PRESS ASSOCIATION -- Britain is taking "extremely seriously" claims by the man believed responsible for killing more than 70 people in Norway that he had links with far-right groups in England, Prime Minister David Cameron says.
Mr Cameron said that Britain shared "the sorrow and the anger" felt in Norway over the killings and would offer any support that Oslo needs in the wake of the massacre.
Norwegian authorities on Monday revised down from 93 to 76 the total number of fatalities from Friday's bomb-blast in Oslo city centre and shootings at Utoya Island, though it remains one of the worst mass murders of modern times.
Police said that the death toll at the Labour Party youth camp on Utoya was being reduced from 86 to 68 after overcounting caused by the fact that police and rescuers were focusing on helping survivors. Meanwhile, the number killed by the bomb blast outside government headquarters in Oslo rose from seven to eight.
The man accused of the killings, Anders Behring Breivik, has confessed carrying out the attacks, but denied criminal responsibility. He today entered a not guilty plea at a closed hearing in an Oslo court.
Judge Kim Heger later said that Breivik had told him that he wanted to save Europe from a Muslim takeover and claimed that two further cells existed in his organisation. He said his bombing and shooting rampage was intended to send a "strong signal to the people" and deter future recruitment to the Labour Party, which he blamed for allowing "mass imports of Muslims", said the judge.
Breivik was remanded in solitary confinement for eight weeks.
Prosecutor Christian Hatlo said that the 32-year-old told investigators during his interrogation that he never expected to be released from jail.
In a rambling 1,500-page manifesto posted online shortly before the attacks, Breivik said that he was acting alone but had been recruited to the radical cause by two English right-wing extremists at a meeting in the UK in 2002.
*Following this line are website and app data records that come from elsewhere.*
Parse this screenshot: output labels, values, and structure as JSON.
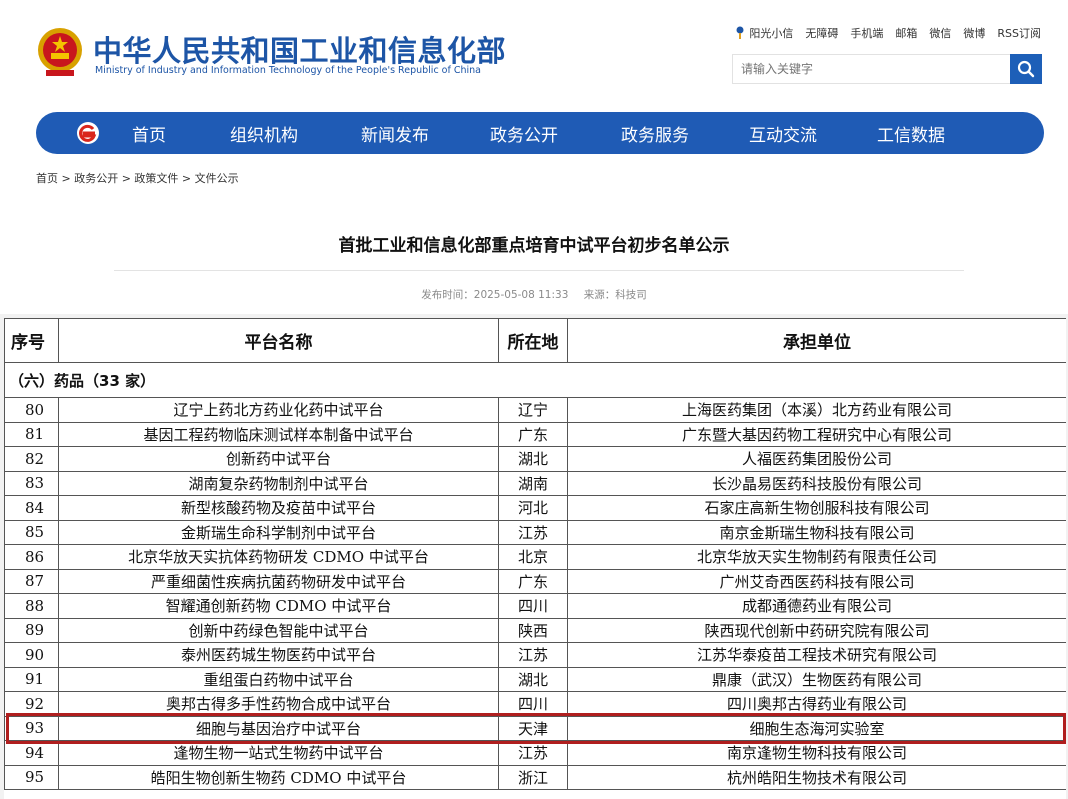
{
  "header": {
    "ministry_cn": "中华人民共和国工业和信息化部",
    "ministry_en": "Ministry of Industry and Information Technology of the People's Republic of China",
    "top_links": [
      "阳光小信",
      "无障碍",
      "手机端",
      "邮箱",
      "微信",
      "微博",
      "RSS订阅"
    ],
    "search": {
      "placeholder": "请输入关键字"
    }
  },
  "nav": {
    "items": [
      "首页",
      "组织机构",
      "新闻发布",
      "政务公开",
      "政务服务",
      "互动交流",
      "工信数据"
    ]
  },
  "breadcrumb": "首页 > 政务公开 > 政策文件 > 文件公示",
  "article": {
    "title": "首批工业和信息化部重点培育中试平台初步名单公示",
    "published": "发布时间：2025-05-08 11:33",
    "source": "来源：科技司"
  },
  "table": {
    "headers": [
      "序号",
      "平台名称",
      "所在地",
      "承担单位"
    ],
    "section": "（六）药品（33 家）",
    "rows": [
      {
        "no": "80",
        "name": "辽宁上药北方药业化药中试平台",
        "loc": "辽宁",
        "org": "上海医药集团（本溪）北方药业有限公司"
      },
      {
        "no": "81",
        "name": "基因工程药物临床测试样本制备中试平台",
        "loc": "广东",
        "org": "广东暨大基因药物工程研究中心有限公司"
      },
      {
        "no": "82",
        "name": "创新药中试平台",
        "loc": "湖北",
        "org": "人福医药集团股份公司"
      },
      {
        "no": "83",
        "name": "湖南复杂药物制剂中试平台",
        "loc": "湖南",
        "org": "长沙晶易医药科技股份有限公司"
      },
      {
        "no": "84",
        "name": "新型核酸药物及疫苗中试平台",
        "loc": "河北",
        "org": "石家庄高新生物创服科技有限公司"
      },
      {
        "no": "85",
        "name": "金斯瑞生命科学制剂中试平台",
        "loc": "江苏",
        "org": "南京金斯瑞生物科技有限公司"
      },
      {
        "no": "86",
        "name": "北京华放天实抗体药物研发 CDMO 中试平台",
        "loc": "北京",
        "org": "北京华放天实生物制药有限责任公司"
      },
      {
        "no": "87",
        "name": "严重细菌性疾病抗菌药物研发中试平台",
        "loc": "广东",
        "org": "广州艾奇西医药科技有限公司"
      },
      {
        "no": "88",
        "name": "智耀通创新药物 CDMO 中试平台",
        "loc": "四川",
        "org": "成都通德药业有限公司"
      },
      {
        "no": "89",
        "name": "创新中药绿色智能中试平台",
        "loc": "陕西",
        "org": "陕西现代创新中药研究院有限公司"
      },
      {
        "no": "90",
        "name": "泰州医药城生物医药中试平台",
        "loc": "江苏",
        "org": "江苏华泰疫苗工程技术研究有限公司"
      },
      {
        "no": "91",
        "name": "重组蛋白药物中试平台",
        "loc": "湖北",
        "org": "鼎康（武汉）生物医药有限公司"
      },
      {
        "no": "92",
        "name": "奥邦古得多手性药物合成中试平台",
        "loc": "四川",
        "org": "四川奥邦古得药业有限公司"
      },
      {
        "no": "93",
        "name": "细胞与基因治疗中试平台",
        "loc": "天津",
        "org": "细胞生态海河实验室"
      },
      {
        "no": "94",
        "name": "逢物生物一站式生物药中试平台",
        "loc": "江苏",
        "org": "南京逢物生物科技有限公司"
      },
      {
        "no": "95",
        "name": "皓阳生物创新生物药 CDMO 中试平台",
        "loc": "浙江",
        "org": "杭州皓阳生物技术有限公司"
      }
    ],
    "highlighted_no": "93"
  },
  "colors": {
    "brand_blue": "#1f5bb5",
    "highlight_red": "#b01e1e"
  },
  "icons": {
    "emblem": "national-emblem-icon",
    "search": "search-icon",
    "nav_logo": "ministry-logo-icon",
    "top": "sun-icon"
  }
}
The Prime Minister later visited the Norwegian Embassy in south west London, where he signed the book of condolence. He wrote: "Everyone in Britain stands with the people of Norway at this time of great sadness and mourning. We remember those who lost their lives in Oslo and Utoeya on 22nd July in an act of appalling barbarism. We know that the courage, the decency and the resilience of the Norwegian people will overcome this evil. David Cameron."